• [YOUR GOAL] Look through the data that follows and copy each line with the string "title".

• [PROVIDED RECORDS]

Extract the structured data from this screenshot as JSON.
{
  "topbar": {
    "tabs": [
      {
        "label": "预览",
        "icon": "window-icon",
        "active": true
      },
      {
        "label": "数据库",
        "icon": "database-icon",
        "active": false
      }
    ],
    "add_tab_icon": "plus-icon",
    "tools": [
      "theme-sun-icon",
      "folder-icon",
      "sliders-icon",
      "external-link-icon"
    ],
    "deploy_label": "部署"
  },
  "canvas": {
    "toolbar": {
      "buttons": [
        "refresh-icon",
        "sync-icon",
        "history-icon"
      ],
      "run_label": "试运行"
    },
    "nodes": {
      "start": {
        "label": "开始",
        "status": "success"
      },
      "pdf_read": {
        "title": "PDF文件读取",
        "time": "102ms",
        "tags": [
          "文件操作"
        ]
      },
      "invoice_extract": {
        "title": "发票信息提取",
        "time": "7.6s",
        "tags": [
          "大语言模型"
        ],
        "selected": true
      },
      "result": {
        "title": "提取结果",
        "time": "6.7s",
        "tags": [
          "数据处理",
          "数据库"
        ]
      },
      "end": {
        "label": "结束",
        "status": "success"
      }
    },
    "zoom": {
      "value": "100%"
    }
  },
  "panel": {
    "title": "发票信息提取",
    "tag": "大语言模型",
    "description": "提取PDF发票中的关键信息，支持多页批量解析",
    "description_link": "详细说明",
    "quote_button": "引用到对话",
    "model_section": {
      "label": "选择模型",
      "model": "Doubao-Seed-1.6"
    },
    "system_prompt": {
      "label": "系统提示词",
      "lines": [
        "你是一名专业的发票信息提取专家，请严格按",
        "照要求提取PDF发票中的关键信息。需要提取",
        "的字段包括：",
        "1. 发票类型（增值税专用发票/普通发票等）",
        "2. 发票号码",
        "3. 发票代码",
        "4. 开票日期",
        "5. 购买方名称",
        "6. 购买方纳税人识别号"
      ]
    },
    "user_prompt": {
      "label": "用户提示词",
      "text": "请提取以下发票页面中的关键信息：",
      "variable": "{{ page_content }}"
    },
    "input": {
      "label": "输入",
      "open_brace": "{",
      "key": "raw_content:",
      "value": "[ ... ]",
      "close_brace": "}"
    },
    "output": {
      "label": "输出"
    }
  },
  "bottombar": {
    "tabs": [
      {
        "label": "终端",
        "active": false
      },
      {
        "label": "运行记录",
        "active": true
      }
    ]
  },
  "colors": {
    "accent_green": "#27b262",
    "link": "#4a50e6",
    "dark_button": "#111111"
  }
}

• [TASK ANSWER]
        "title": "PDF文件读取",
        "title": "发票信息提取",
        "title": "提取结果",
    "title": "发票信息提取",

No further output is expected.